Papua is home to about 9,000 plant species, about 250 species of mammals (many different species of bats and rats), including tree kangaroos and ants, and about 700 species of birds (many of which are endemic here). There are only four national parks in PNG, with others in the making. Diving in PNG has been compared to diving in the Caribbean Sea or the Red Sea. The most famous places are Kavieng, Kimbe, Lae, Lorengau, Milne Bay, Port Moresby and the tiny island of Vuvulu. When it comes to swimming, there are many very nice beaches.
Oddly, because of the beautiful and challenging terrain, forest hiking in Papua has not become as popular and widespread as mountain hiking in Nepal. The most famous forest trail, the famous Kokoda Trail. However, there are hundreds of other beautiful (and challenging) trails throughout the country. Among the most interesting, the trail from Lake Kopjago to Oxapmina, followed by the route to Mount William and the town of Alotau.
Papua New Guinea is a coastal state in Oceania
Papua New Guinea, an exotic country whose inhabitants outside the major cities continue to lead a ritualistic traditional way of life. With the use of traditional clothing, it evokes a very specific mysterious cult-like atmosphere for visitors from Europe. Although the residents are not aggressive, it is definitely recommended to travel outside the city with a local guide. The population speaks about 750 languages, a third of all the languages of the world. This linguistic chaos required a means of communication, the pidgin, a language based on English and German. The second most widely spoken language is Motu, which is spoken in the coastal areas and in the capital Port Moresby.
Papua New Guinea is a coastal state in Oceania
Bougainville Island and the Southerne Highlands province, two unstable areas in terms of security. The town of Rabaul is near active volcanoes. Crime, quite a serious problem. There are kidnappings, violent assaults and many other crimes in Port Moresby. Travel to remote areas is not recommended.
Port Moresby, Papua New Guinea’s capital and port, lies on the southeast coast near the Gulf of Papua. Tourist attractions include the parliament building, the National Museum and the Art Gallery. The gallery features interesting examples of national geography, history, culture, flora and fauna. Interesting for tourists and Gordons Market, which is one of the busiest areas of the city. For those who prefer rest and relaxation, east of the city there is a beach Idler’s. There are also some great beaches on Dango Island and the Sinassi Wild Rocks are nearby.
Also worth visiting are the Varirata National Park and the magnificent Fleece Falls, northeast of Port Moresby. Varirata, the first national park in the archipelago. It offers countless natural attractions and well-marked hiking trails. To the north of the capital is the Brown River, whose banks are ideal for swimming, recreation and whitewater rafting.
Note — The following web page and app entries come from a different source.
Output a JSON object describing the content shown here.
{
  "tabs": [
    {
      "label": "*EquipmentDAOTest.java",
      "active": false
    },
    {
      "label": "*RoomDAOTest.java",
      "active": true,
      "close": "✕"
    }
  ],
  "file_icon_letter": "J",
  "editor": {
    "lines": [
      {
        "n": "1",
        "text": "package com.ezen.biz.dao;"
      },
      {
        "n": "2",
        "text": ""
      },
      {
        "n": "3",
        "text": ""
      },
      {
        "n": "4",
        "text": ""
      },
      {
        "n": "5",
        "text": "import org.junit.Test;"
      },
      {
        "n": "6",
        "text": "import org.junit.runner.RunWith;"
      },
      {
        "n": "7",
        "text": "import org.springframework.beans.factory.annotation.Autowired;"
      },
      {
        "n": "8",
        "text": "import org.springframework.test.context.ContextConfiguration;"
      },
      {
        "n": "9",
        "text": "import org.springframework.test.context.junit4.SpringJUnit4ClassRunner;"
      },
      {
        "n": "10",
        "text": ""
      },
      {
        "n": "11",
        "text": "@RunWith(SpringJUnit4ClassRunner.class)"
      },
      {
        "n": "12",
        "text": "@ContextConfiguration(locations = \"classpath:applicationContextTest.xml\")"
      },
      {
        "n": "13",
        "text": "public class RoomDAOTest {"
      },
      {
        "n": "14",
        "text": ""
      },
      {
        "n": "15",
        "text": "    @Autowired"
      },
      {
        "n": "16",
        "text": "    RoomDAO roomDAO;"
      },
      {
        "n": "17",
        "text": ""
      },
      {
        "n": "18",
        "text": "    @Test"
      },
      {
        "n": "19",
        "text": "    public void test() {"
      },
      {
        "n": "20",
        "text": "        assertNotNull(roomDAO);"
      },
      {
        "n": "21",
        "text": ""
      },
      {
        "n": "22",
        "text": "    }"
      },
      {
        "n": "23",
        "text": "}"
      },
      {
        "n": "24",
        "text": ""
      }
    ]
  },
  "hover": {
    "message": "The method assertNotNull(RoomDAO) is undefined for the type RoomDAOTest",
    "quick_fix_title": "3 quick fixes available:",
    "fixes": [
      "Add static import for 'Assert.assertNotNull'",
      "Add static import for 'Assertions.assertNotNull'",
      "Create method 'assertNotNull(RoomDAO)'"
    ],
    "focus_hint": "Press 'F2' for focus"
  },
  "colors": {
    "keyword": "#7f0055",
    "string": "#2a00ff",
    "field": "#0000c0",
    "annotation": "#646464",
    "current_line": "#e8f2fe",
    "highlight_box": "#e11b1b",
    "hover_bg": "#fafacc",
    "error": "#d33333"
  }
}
The 90-kilometer Kokoda Trail , Papua New Guinea’s most popular hiking trail. It is a rugged forest trail crossing the sharp and very steep ridges (and wet and muddy gorges) of the Owen-Stanley Mountains. There are real adventures to be had, stuffy and hot weather, the usual tropical snails, pesky insects, and very difficult terrain with a deep ford. The trail was originally (late 19th century) used by gold prospectors on their way from Port Moresby to the gold fields around Kokoda.
When visiting New Guinea it is worth stopping at Hanza Bay. It is a bay about 200 km north of Madang. During the war it was a Japanese military base . Forty ships and countless planes were left sunk in its shallow waters. So it is a very interesting place for military archaeologists and divers exploring shipwrecks.